Amid Rising Bond
Yields, Six Experts Look Ahead
On February 4,
1996, the 30-year Treasury bond yield increased to 40%,
its highest level in four months. The WSJ asked
some "experts" about their forecast of yield at
year-end. Below are their reported estimates:
yield at year-end
Straszheim, chief economist
head of quantitative research
What does this suggest to you?
Obviously, interest rate forecasting is very
difficult and seems to depend heavily on the specific
assumptions that the forecaster makes.
If you were to form your own "view" about
yields, what might you do with these numbers?
A: A simple
answer might be take the average of these numbers.
However, there might be a better solution.

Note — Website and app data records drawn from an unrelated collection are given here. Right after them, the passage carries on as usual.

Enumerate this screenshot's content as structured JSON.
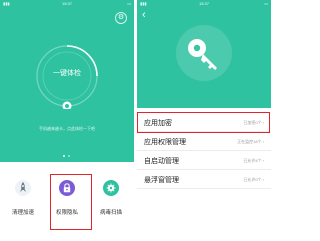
{
  "left_screen": {
    "status": {
      "time": "15:37",
      "signal": "▮▮▮",
      "battery": "▭"
    },
    "gear_icon": "gear-icon",
    "checkup_label": "一键体检",
    "hint": "手机越来越卡，点此体检一下吧",
    "tiles": [
      {
        "label": "清理加速",
        "icon": "rocket-icon",
        "color": "#e9eef3"
      },
      {
        "label": "权限隐私",
        "icon": "lock-icon",
        "color": "#7b5cd6"
      },
      {
        "label": "病毒扫描",
        "icon": "shield-icon",
        "color": "#2fc2a1"
      }
    ]
  },
  "right_screen": {
    "status": {
      "time": "15:37",
      "signal": "▮▮▮",
      "battery": "▭"
    },
    "back_icon": "back-arrow-icon",
    "hero_icon": "key-icon",
    "rows": [
      {
        "title": "应用加密",
        "status": "已加密0个 ›"
      },
      {
        "title": "应用权限管理",
        "status": "正在监控18个 ›"
      },
      {
        "title": "自启动管理",
        "status": "已允许4个 ›"
      },
      {
        "title": "悬浮窗管理",
        "status": "已允许0个 ›"
      }
    ]
  },
  "colors": {
    "accent": "#2fc2a1",
    "highlight": "#e0252b",
    "privacy": "#7b5cd6"
  }
}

Instead of
using a simple average, you might want to use a
"weighted" average, i.e., assigning
different "credibilities" to the forecasts.
But how might one come up with a weighting scheme? At
least on an intuitive level, you might give more
relative weight to the one who historically had
"better" forecasts, or the one who has been
more accurate in the recent past. Technically, you
can use statistical techniques to put more rigor into
these intuitive explanations.
Source: WSJ, 2/26/96, p.
Q: Why did God create
order to make weather forecasters look good.
have forecasted 9 out of the last 5 recessions.
We have 2
classes of forecasters: Those who don't know . . . and
those who don't know they don't know.